▶ _TASK TO CARRY OUT_: In the entries below, how many lines hold the string "wait"? Answer with the number only.

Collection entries
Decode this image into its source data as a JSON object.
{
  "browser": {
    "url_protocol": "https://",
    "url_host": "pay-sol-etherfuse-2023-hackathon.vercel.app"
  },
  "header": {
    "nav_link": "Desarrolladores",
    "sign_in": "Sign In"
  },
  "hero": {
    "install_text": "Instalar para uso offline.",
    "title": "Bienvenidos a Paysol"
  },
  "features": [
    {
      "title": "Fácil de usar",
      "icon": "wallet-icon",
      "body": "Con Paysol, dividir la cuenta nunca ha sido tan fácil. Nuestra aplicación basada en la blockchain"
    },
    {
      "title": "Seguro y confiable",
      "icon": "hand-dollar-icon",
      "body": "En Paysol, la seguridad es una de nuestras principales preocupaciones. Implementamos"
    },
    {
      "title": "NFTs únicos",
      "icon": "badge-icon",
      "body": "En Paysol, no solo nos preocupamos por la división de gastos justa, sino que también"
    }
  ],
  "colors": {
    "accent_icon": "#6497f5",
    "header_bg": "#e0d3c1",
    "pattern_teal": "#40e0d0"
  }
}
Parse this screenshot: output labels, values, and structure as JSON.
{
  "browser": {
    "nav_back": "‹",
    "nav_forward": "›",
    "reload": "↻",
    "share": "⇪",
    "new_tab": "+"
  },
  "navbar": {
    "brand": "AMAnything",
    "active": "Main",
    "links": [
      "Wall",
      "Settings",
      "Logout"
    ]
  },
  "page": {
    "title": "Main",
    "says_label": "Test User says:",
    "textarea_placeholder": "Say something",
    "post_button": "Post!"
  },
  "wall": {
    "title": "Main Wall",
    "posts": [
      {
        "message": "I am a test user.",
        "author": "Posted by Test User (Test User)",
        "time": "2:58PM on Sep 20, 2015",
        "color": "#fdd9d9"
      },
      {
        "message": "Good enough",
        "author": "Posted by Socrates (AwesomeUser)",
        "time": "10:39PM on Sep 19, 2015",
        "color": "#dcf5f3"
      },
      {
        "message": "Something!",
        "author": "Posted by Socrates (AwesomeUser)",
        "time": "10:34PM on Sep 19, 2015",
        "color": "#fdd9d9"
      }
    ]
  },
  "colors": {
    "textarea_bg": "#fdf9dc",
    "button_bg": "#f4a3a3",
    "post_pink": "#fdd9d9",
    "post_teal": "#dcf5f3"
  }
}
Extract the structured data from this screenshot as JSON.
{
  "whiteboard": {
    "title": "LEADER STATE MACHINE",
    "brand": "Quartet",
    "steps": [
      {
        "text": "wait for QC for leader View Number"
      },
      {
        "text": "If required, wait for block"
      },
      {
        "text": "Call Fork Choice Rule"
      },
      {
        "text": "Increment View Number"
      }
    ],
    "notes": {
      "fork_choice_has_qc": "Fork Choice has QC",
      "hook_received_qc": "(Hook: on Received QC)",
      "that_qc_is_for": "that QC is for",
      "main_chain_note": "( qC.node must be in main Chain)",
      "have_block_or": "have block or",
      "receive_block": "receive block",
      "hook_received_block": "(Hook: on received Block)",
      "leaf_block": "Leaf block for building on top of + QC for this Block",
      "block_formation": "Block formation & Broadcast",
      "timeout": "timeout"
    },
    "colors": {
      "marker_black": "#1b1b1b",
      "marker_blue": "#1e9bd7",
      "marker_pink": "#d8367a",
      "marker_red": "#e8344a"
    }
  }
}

▶ _EXPECTED OUTPUT_: 2